TASK |
Could you write the entries out again, exactly as they are?

(Data records for software interfaces)
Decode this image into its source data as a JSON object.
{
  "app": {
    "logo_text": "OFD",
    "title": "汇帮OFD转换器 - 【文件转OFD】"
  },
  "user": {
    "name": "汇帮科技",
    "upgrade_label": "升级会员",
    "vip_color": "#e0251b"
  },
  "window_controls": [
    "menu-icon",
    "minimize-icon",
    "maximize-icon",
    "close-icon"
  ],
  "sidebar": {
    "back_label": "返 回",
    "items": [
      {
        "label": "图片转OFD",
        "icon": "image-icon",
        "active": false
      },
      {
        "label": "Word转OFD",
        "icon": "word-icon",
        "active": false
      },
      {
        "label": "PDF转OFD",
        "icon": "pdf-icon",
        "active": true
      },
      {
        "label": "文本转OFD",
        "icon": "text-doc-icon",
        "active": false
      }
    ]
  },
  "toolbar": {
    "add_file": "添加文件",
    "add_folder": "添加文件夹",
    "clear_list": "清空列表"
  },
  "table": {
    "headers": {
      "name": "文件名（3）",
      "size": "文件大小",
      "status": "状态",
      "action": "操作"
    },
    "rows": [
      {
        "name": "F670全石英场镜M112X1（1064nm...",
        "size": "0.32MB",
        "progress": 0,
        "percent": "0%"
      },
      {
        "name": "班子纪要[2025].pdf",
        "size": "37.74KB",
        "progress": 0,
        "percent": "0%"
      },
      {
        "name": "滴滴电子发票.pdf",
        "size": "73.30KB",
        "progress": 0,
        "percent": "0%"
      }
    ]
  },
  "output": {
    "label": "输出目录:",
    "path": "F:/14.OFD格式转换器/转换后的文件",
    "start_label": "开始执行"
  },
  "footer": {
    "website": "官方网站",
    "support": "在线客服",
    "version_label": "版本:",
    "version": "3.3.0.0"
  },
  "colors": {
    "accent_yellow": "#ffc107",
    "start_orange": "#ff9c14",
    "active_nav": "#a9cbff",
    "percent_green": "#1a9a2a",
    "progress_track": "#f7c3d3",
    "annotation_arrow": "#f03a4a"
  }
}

TASK RESPONSE |
Decode this image into its source data as a JSON object.
{
  "app": {
    "logo_text": "OFD",
    "title": "汇帮OFD转换器 - 【文件转OFD】"
  },
  "user": {
    "name": "汇帮科技",
    "upgrade_label": "升级会员",
    "vip_color": "#e0251b"
  },
  "window_controls": [
    "menu-icon",
    "minimize-icon",
    "maximize-icon",
    "close-icon"
  ],
  "sidebar": {
    "back_label": "返 回",
    "items": [
      {
        "label": "图片转OFD",
        "icon": "image-icon",
        "active": false
      },
      {
        "label": "Word转OFD",
        "icon": "word-icon",
        "active": false
      },
      {
        "label": "PDF转OFD",
        "icon": "pdf-icon",
        "active": true
      },
      {
        "label": "文本转OFD",
        "icon": "text-doc-icon",
        "active": false
      }
    ]
  },
  "toolbar": {
    "add_file": "添加文件",
    "add_folder": "添加文件夹",
    "clear_list": "清空列表"
  },
  "table": {
    "headers": {
      "name": "文件名（3）",
      "size": "文件大小",
      "status": "状态",
      "action": "操作"
    },
    "rows": [
      {
        "name": "F670全石英场镜M112X1（1064nm...",
        "size": "0.32MB",
        "progress": 0,
        "percent": "0%"
      },
      {
        "name": "班子纪要[2025].pdf",
        "size": "37.74KB",
        "progress": 0,
        "percent": "0%"
      },
      {
        "name": "滴滴电子发票.pdf",
        "size": "73.30KB",
        "progress": 0,
        "percent": "0%"
      }
    ]
  },
  "output": {
    "label": "输出目录:",
    "path": "F:/14.OFD格式转换器/转换后的文件",
    "start_label": "开始执行"
  },
  "footer": {
    "website": "官方网站",
    "support": "在线客服",
    "version_label": "版本:",
    "version": "3.3.0.0"
  },
  "colors": {
    "accent_yellow": "#ffc107",
    "start_orange": "#ff9c14",
    "active_nav": "#a9cbff",
    "percent_green": "#1a9a2a",
    "progress_track": "#f7c3d3",
    "annotation_arrow": "#f03a4a"
  }
}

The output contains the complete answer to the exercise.